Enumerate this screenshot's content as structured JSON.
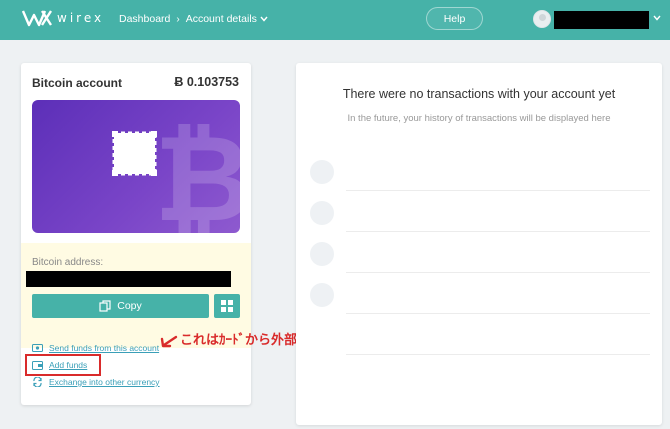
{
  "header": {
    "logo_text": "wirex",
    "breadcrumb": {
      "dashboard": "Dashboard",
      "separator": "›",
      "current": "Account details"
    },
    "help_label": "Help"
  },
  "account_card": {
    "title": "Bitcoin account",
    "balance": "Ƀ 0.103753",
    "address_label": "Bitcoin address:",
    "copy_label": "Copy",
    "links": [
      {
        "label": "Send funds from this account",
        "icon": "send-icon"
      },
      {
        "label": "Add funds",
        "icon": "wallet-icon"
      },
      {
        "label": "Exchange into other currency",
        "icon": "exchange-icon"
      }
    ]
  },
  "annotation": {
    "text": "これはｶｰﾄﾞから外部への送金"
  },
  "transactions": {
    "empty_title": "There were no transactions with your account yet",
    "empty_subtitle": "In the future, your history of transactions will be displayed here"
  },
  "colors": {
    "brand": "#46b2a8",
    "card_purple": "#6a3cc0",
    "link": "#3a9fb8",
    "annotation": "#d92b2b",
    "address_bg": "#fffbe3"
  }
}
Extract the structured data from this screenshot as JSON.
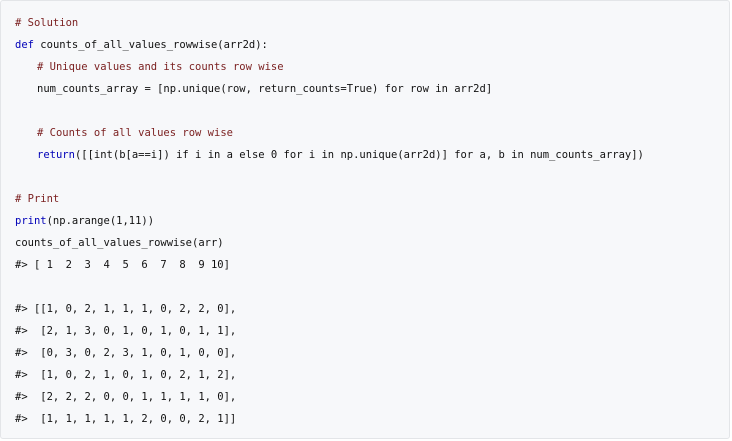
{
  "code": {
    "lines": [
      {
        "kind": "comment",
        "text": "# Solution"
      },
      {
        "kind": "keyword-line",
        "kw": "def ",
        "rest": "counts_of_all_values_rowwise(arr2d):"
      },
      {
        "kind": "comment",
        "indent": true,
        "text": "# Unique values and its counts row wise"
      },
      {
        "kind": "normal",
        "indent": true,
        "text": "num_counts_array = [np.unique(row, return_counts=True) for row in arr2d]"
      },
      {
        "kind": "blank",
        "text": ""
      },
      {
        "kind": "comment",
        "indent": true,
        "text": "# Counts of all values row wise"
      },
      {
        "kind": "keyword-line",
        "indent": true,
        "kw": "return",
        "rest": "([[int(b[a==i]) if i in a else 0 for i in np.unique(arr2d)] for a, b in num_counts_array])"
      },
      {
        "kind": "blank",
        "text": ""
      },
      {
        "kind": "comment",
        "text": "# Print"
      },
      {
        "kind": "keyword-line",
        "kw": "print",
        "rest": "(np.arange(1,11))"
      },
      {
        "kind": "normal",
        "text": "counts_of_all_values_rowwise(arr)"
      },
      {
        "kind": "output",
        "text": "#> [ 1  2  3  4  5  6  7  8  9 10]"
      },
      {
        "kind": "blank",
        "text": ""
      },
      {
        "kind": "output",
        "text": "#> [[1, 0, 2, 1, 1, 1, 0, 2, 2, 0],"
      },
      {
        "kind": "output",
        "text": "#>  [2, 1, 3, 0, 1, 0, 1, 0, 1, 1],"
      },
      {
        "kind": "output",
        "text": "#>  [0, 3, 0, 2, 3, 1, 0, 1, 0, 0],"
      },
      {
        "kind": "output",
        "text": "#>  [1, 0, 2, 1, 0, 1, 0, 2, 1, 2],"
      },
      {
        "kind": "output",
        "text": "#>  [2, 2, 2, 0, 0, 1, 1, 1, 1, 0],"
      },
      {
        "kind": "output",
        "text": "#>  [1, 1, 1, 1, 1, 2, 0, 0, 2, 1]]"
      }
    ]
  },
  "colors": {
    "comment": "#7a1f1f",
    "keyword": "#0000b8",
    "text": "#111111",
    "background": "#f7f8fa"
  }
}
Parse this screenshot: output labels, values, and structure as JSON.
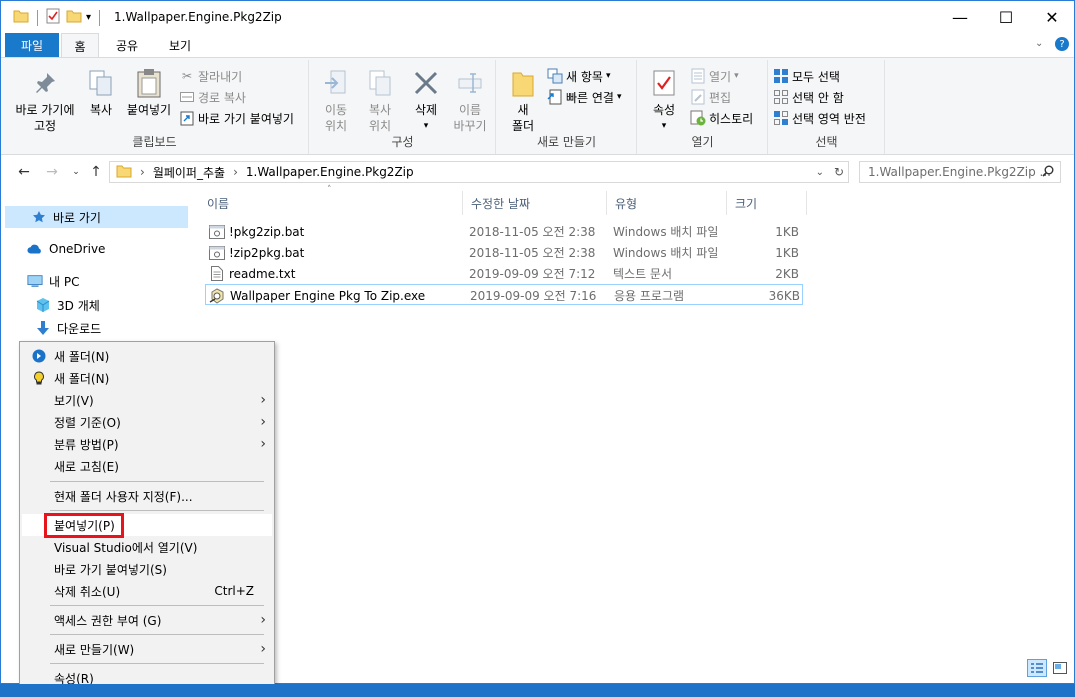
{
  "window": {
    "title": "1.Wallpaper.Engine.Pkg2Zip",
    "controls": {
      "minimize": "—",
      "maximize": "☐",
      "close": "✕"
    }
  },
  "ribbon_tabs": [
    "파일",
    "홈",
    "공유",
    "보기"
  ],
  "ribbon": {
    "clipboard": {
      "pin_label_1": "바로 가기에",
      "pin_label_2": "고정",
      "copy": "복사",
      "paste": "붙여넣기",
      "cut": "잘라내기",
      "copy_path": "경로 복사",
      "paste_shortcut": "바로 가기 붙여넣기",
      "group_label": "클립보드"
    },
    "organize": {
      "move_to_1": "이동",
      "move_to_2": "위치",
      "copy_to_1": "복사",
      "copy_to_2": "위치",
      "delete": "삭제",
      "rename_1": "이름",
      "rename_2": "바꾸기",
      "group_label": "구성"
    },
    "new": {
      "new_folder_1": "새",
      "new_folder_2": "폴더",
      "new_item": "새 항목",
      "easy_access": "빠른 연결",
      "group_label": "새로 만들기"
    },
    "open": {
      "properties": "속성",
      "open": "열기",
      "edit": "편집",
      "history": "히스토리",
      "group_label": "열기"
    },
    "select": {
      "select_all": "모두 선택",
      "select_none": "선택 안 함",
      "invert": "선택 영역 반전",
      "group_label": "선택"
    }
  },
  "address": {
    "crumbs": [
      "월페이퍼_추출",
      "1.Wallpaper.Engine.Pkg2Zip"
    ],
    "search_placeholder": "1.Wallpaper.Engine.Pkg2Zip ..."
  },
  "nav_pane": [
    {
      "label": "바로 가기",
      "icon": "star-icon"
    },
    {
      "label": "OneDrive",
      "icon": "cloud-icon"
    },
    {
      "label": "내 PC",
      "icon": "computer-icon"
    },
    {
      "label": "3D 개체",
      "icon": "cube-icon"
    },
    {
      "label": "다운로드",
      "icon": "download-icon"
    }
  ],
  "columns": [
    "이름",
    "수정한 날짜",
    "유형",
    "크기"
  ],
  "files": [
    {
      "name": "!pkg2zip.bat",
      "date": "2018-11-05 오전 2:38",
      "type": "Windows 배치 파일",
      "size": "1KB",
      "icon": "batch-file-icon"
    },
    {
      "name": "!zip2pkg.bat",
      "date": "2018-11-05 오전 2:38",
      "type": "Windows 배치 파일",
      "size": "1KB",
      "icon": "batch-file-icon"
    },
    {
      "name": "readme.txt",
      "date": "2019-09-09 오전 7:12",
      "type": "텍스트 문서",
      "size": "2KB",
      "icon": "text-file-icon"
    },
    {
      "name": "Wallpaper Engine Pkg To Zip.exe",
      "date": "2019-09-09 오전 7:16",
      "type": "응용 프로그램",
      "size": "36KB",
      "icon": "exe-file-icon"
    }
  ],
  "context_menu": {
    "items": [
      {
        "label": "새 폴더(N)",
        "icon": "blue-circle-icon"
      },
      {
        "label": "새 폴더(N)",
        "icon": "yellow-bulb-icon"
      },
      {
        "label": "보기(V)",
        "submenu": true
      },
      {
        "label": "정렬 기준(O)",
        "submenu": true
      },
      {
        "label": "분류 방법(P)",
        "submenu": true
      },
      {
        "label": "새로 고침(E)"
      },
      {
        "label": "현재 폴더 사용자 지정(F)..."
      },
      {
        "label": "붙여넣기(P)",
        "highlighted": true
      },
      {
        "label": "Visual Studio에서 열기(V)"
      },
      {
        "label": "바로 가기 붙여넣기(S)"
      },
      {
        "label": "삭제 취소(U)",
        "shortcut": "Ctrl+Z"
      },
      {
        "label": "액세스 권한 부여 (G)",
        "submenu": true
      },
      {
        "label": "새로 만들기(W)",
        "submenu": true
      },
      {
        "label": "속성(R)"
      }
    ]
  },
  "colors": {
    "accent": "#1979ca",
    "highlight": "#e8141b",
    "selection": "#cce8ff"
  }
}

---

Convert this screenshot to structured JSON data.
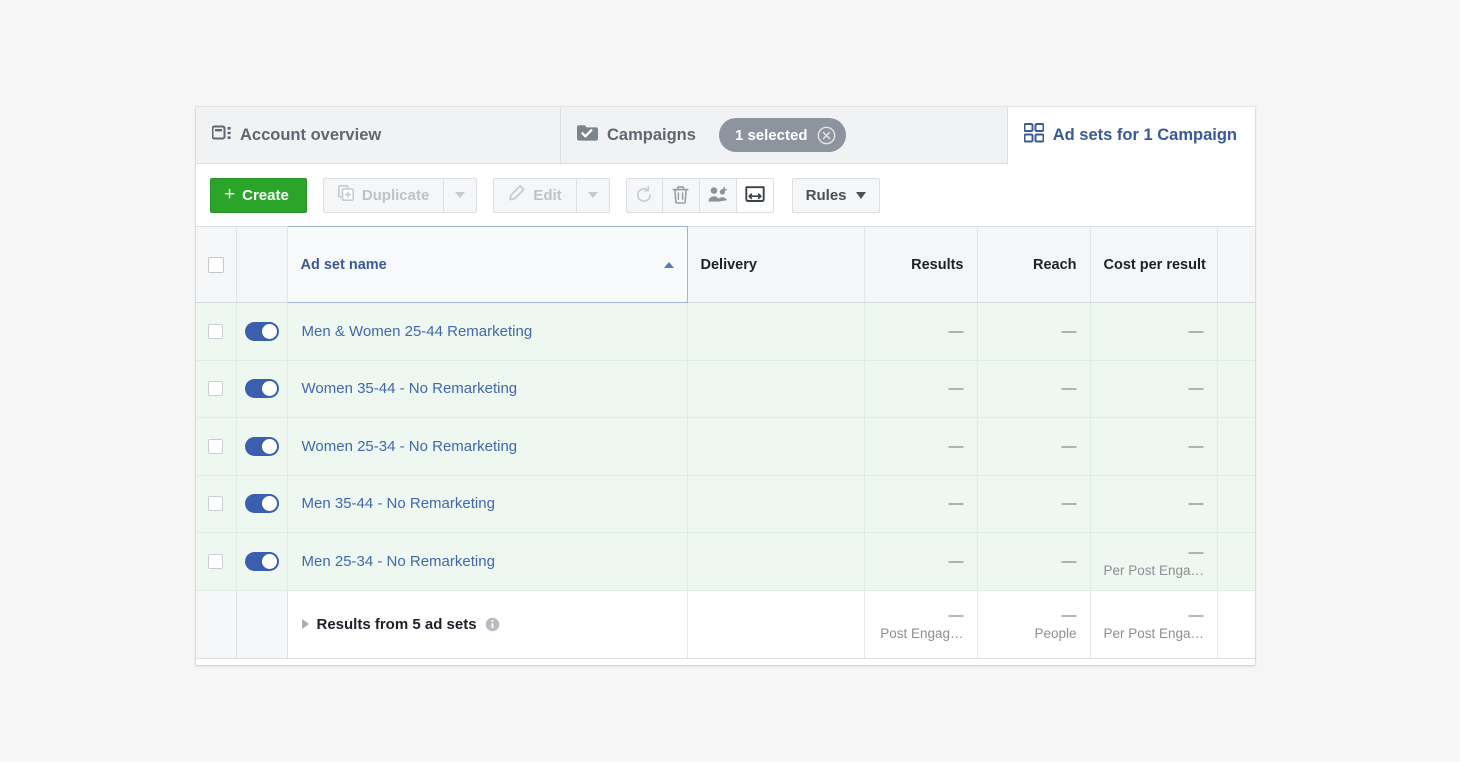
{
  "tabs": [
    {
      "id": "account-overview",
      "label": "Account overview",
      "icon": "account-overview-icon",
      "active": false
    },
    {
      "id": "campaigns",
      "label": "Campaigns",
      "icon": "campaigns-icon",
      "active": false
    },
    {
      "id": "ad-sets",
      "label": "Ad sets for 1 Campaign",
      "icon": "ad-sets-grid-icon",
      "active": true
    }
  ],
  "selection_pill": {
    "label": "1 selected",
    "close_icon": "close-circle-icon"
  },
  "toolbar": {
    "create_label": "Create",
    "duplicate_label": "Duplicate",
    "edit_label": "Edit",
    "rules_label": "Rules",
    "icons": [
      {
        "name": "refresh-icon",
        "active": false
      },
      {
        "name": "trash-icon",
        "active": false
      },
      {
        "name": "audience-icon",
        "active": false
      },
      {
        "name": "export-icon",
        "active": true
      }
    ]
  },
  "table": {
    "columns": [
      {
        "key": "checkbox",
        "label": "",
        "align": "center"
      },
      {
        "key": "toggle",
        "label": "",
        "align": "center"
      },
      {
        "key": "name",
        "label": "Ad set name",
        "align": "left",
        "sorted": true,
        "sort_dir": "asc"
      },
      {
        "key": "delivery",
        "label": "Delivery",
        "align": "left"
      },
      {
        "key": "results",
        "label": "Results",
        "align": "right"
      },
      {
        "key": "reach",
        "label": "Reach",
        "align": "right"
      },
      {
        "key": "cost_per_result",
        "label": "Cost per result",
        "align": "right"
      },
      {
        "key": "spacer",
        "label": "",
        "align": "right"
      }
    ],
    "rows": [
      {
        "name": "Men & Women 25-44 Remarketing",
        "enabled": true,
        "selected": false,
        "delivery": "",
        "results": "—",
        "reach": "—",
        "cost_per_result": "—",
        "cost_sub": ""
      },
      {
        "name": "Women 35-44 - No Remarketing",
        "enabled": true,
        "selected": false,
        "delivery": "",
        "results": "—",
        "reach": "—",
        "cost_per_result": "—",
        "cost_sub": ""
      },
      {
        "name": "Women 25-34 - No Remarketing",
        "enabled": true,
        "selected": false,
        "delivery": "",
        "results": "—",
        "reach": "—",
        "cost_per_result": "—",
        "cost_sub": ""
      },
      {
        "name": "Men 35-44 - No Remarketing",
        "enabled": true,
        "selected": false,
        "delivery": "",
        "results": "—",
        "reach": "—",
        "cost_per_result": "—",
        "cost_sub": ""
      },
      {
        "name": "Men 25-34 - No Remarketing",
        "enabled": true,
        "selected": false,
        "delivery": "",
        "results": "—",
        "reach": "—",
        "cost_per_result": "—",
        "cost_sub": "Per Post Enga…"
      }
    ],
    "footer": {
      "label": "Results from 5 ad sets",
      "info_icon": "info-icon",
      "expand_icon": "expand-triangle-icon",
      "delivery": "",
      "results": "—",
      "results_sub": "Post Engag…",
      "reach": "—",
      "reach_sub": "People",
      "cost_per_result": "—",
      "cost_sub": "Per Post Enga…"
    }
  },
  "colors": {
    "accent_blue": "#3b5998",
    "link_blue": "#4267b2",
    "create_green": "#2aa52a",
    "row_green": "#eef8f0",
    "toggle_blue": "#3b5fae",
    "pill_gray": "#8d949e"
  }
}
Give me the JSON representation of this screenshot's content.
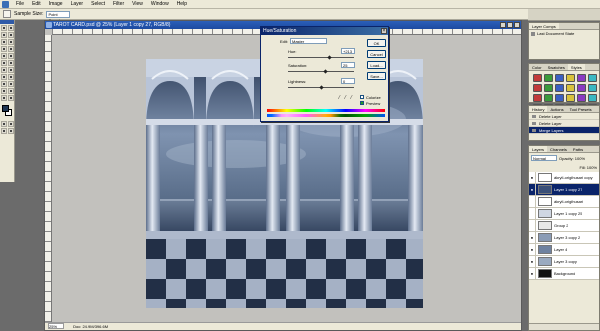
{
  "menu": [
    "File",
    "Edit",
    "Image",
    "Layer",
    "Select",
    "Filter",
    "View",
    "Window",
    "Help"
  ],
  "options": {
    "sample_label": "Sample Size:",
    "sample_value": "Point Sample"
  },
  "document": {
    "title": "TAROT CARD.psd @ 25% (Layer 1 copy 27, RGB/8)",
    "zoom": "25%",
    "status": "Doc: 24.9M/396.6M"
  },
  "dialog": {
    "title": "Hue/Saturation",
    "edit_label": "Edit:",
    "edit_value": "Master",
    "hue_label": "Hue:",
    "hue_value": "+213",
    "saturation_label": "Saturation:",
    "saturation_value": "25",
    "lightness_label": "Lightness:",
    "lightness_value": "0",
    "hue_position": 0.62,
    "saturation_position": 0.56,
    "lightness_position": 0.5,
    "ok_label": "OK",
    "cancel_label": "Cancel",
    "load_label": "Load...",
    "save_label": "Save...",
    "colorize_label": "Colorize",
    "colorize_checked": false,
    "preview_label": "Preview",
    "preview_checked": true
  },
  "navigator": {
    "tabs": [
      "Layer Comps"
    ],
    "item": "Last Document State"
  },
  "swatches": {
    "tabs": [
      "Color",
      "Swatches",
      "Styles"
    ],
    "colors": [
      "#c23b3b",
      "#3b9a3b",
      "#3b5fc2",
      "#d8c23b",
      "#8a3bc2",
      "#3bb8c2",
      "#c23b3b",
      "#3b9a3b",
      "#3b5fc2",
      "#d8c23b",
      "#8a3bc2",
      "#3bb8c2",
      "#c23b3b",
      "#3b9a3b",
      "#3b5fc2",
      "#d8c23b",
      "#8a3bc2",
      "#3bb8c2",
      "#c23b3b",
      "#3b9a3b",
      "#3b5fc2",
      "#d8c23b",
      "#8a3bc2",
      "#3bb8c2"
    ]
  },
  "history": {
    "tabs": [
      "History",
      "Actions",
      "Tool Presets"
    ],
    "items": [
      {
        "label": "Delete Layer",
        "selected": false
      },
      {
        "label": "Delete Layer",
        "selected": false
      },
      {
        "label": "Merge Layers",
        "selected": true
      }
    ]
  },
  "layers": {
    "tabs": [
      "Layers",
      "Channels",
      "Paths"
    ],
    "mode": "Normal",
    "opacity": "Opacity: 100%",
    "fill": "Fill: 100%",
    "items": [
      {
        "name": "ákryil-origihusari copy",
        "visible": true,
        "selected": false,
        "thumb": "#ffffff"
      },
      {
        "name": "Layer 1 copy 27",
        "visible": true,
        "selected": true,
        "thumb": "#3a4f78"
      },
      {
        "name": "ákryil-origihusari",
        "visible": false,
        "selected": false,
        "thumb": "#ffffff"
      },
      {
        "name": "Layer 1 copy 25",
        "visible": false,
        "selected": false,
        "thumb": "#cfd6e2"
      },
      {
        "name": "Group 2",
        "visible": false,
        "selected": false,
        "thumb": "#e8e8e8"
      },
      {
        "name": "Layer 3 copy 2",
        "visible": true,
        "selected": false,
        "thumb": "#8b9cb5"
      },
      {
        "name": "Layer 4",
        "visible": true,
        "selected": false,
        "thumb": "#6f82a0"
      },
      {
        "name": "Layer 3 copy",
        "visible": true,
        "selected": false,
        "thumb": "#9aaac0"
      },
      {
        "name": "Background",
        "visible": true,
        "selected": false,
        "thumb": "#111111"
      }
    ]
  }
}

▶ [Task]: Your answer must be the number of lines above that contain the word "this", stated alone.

▶ [Problem solution]: 6